Dutch psychologist Aldert Vrij can tell if you’re lying.
Vrij has published more than 500 articles on using verbal and non-verbal cues for lie detection. His book Detecting Lies and Deceit: Pitfalls and Opportunities has been called “the most comprehensive review of deception to date.” At more than 500 pages, it’s not only comprehensive, it’s long. And I don’t want to lie: I never found the time to read it.
Luckily, I found many articles which summarized the book, including this one from Scientific America. Vrij’s research suggests there are 18 traits which make up a good liar:
Manipulators frequently tell lies, tend to persist in lying when challenged to tell the truth, and don’t feel uncomfortable or guilty when lying.
Good actors make good liars; receptive audiences encourage confidence.
Animated people create favorable first impressions, making liars seductive and their expressions distracting.
- Physical attractiveness
Pretty people are judged as being more honest than unattractive people.
- Natural performers
These people can adapt to abrupt changes in the discourse with a convincing spontaneity.
Prior lying helps people manage familiar emotions, such as guilt and fear, which can “leak” behaviorally and tip off observers.
You’ve got to believe in your ability to deceive others.

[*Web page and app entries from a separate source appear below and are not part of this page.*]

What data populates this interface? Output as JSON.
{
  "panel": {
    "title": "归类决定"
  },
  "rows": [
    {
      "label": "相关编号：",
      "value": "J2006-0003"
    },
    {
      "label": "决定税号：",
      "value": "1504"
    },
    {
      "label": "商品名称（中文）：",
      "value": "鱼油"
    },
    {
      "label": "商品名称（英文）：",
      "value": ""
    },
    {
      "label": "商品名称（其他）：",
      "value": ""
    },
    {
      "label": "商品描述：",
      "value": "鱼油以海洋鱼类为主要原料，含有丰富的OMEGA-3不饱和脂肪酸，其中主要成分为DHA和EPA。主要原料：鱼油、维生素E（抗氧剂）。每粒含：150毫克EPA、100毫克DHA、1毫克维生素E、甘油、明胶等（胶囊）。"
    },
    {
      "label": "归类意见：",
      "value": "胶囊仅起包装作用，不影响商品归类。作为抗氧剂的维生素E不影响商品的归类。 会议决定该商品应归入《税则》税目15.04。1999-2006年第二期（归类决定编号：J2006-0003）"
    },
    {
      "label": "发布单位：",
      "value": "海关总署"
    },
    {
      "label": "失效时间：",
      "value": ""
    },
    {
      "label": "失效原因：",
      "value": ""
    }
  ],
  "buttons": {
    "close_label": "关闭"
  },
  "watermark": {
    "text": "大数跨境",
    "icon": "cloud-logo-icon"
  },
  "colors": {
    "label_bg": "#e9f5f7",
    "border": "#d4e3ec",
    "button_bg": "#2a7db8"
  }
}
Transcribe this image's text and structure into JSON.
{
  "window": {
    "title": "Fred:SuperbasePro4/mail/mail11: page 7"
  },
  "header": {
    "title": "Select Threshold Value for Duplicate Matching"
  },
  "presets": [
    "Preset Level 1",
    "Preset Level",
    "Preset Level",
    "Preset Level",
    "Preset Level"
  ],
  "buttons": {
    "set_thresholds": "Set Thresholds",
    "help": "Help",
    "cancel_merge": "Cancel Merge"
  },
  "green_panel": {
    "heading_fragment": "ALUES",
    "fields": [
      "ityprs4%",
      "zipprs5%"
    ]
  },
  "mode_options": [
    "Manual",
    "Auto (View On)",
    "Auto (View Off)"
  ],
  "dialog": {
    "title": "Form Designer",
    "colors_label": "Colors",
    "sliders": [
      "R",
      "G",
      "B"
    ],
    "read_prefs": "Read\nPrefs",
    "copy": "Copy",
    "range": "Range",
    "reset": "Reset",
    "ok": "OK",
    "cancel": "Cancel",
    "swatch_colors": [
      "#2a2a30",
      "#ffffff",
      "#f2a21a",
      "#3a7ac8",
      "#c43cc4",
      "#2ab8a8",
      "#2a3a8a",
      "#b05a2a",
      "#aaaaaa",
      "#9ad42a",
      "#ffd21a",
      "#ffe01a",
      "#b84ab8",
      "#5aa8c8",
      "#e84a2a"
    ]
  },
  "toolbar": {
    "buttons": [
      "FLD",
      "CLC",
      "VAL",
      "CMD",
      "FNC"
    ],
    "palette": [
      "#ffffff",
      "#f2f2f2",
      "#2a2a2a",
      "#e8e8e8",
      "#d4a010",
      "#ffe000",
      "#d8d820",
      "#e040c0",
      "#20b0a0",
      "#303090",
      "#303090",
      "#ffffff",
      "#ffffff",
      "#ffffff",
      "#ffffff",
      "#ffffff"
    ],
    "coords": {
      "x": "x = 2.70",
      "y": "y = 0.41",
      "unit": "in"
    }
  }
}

- Emotional camouflage
Liars “mask their stark inclination to show the emotional expressions they truly feel” by feigning the opposite effect.
Eloquent speakers confound listeners with word play and buy extra time to ponder a plausible answer by giving long-winded responses.
This minimizes fabrication on the spot, which is vulnerable to detection.
- Unverifiable responding.
Concealing information (“I honestly don’t remember”) is preferable to a constructed lie because it cannot be disconfirmed.
- Information frugality
Saying as little as possible in response to pointed questions makes it all the more difficult to confirm or disconfirm details.
- Original thinking
Even meticulous liars can be thrown by the unexpected, so the ability to give original, convincing, non-scripted responses comes in handy.
- Rapid thinking
Delays and verbal fillers signal deception, so good liars are quick-witted, thinking fast on their feet.
Intelligence enables an efficient shouldering of the “cognitive load” imposed by lying, since there are many complex, simultaneously occurring demands associated with monitoring one’s own deceptiveness.
- Good memory
Interrogators’ ears will prick at inconsistencies. A good memory allows a liar to remember details without tripping in their own fibs.
- Truth adherence
Lies that “bend the truth” are generally more convincing, and require less cognitive effort, than those that involve fabricating an entire story.
The ability to detect suspicion in the listener allows the liar to make the necessary adjustments, borrowing from strategies in the preceding skill set.
In short, lying requires an extensive range of skills. So lying isn’t just culturally wrong, it’s hard work. Which gives all of us yet-another reason to tell the truth; it’s easier. As Mark Twain allegedly said:
If you tell the truth, you don’t have to remember anything.
Isn’t “good liars” a contradiction? Maybe “effective”, “convincing”, or “believable “?
That’s an excellent point, especially since my motto is “words matter”.